Once you’ve got your bearings, you might want to head out on one of the hiking trails to explore your surroundings. If you fancy an easy hike, the Rim Trail around the Bryce Amphitheater offers stunning views of the hoodoos from above. Looking for something a little more strenuous? The five-mile Peekaboo Loop is a steep and rugged trail with yet more breathtaking vistas.

Another excellent way to explore Bryce Canyon National Park is to let a local expert show you around. There’s an extensive program of ranger-led activities on offer, including geology talks, guided walks, full moon hikes, and kids’ activities, so you can learn more about the fascinating geology of the area while enjoying the sights at the same time.

Camping at Bryce Canyon National Park

RV camping at Bryce Canyon National Park is an easy and convenient way to experience the best this wonderful park has to offer. There are two state park RV campgrounds to choose from, both of which are easy to access from the visitors’ center.

North Campground is found near Bryce Canyon Lodge and the Bryce Amphitheater. Surrounded by ponderosa pine forest, the campground offers a total of 99 sites – 13 RV sites can be reserved, while the remaining 86 sites are available to tent and RV campers on a first-come, first-served basis. There are no hookups available, but North Campground does have restrooms with flush toilets and a dump station.

Sunset Campground is open from late spring until early fall and offers easy access to Sunset Point and Bryce Canyon Lodge. It offers 100 sites, 80 of which can accommodate RVs. The campground features restrooms with flush toilets, drinking water, picnic tables, and fire grates. However, there are no hookups available.

Exploring the Area

When planning your Bryce Canyon National Park RV camping adventure, keep in mind that you may want to time your stay during one of the park’s annual festivals. There’s an astronomy festival in June and a geology festival in July, both of which feature a program of special events and activities to add a little extra fun to your visit.

And once you’ve seen everything Bryce Canyon National Park has to offer, you can hit the road to check out other nearby destinations. Happily, this part of Utah is practically overflowing with natural attractions and sites worth visiting.
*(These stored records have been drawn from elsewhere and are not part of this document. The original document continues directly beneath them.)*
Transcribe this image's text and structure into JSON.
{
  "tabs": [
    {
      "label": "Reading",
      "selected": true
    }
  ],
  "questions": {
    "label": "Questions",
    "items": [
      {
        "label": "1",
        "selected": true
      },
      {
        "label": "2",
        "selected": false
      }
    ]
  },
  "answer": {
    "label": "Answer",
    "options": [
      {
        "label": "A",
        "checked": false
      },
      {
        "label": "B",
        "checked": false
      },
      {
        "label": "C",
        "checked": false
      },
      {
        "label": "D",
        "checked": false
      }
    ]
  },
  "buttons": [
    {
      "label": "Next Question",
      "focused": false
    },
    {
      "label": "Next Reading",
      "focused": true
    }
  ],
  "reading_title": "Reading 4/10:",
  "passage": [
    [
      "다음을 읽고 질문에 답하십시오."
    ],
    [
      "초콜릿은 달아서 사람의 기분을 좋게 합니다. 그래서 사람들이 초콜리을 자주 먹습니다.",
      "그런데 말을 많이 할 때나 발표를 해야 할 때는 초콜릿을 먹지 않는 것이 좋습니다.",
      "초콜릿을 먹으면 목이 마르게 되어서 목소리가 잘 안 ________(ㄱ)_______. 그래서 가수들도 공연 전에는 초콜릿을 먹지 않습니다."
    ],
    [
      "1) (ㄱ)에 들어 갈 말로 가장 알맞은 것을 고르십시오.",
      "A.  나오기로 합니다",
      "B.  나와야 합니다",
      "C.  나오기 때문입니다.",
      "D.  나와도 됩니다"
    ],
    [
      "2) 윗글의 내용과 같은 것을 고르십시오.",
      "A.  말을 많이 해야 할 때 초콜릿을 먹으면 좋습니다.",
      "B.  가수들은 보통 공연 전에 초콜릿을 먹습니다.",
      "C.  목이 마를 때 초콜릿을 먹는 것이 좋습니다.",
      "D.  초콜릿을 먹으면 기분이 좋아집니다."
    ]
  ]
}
Head west and you’ll find Dixie National Forest and the unique landscape of Zion National Park, or steer your RV in the opposite direction to check out Kodachrome Basin State Park, Grand Staircase - Escalante National Monument, or Glen Canyon National Recreation Area.

There really is so much to see and do in the area that you’ll need to allow plenty of extra time in your travel itinerary if you want to experience it all. So ask your boss for some extra leave, rent a camper near Bryce Canyon National Park, and start planning an unforgettable camping vacation in southwestern Utah.

Popular RV Types & Amenities

Be the first to get doses of destination inspiration, and discount codes.

We care about the protection of your data. Read our privacy policy

Popular nearby hiking trails and campgrounds


  • Hiking TrailLocation
  • Sheep Creek - Swamp Canyon Loop, UTBryce Canyon National Park, UT
  • Sheep Creek Connector Trail, UTBryce Canyon National Park, UT
  • Peekaboo Loop Trail, UTBryce Canyon National Park, UT
  • Bryce Point Trail, UTBryce Canyon National Park, UT
  • Under the Rim Trail: Bryce Point to Whiteman Bench, UTBryce Canyon National Park, UT
  • Hat Shop and Pink Cliffs Via Under the Rim Trail, UTBryce Canyon National Park, UT
  • Hat Shop via Under the Rim Trail, UTBryce Canyon National Park, UT
  • Navajo Loop Trail, UTBryce Canyon National Park, UT
  • Navajo Loop Trail to Peekaboo Loop, UTBryce Canyon National Park, UT
  • Navajo Loop and Queen's Garden Trail, UTBryce Canyon National Park, UT

Frequently Asked Questions


Discover the best of what’s around


  • Great Smoky Mountains National Park

    Great Smoky Mountains National Park

    +349 vehicles

  • Rocky Mountain National Park

    Rocky Mountain National Park

    +873 vehicles

  • Joshua Tree National Park

    Joshua Tree National Park

    +1334 vehicles

  • Olympic National Park

    Olympic National Park

    +1009 vehicles

  • Zion National Park

    Zion National Park

    +103 vehicles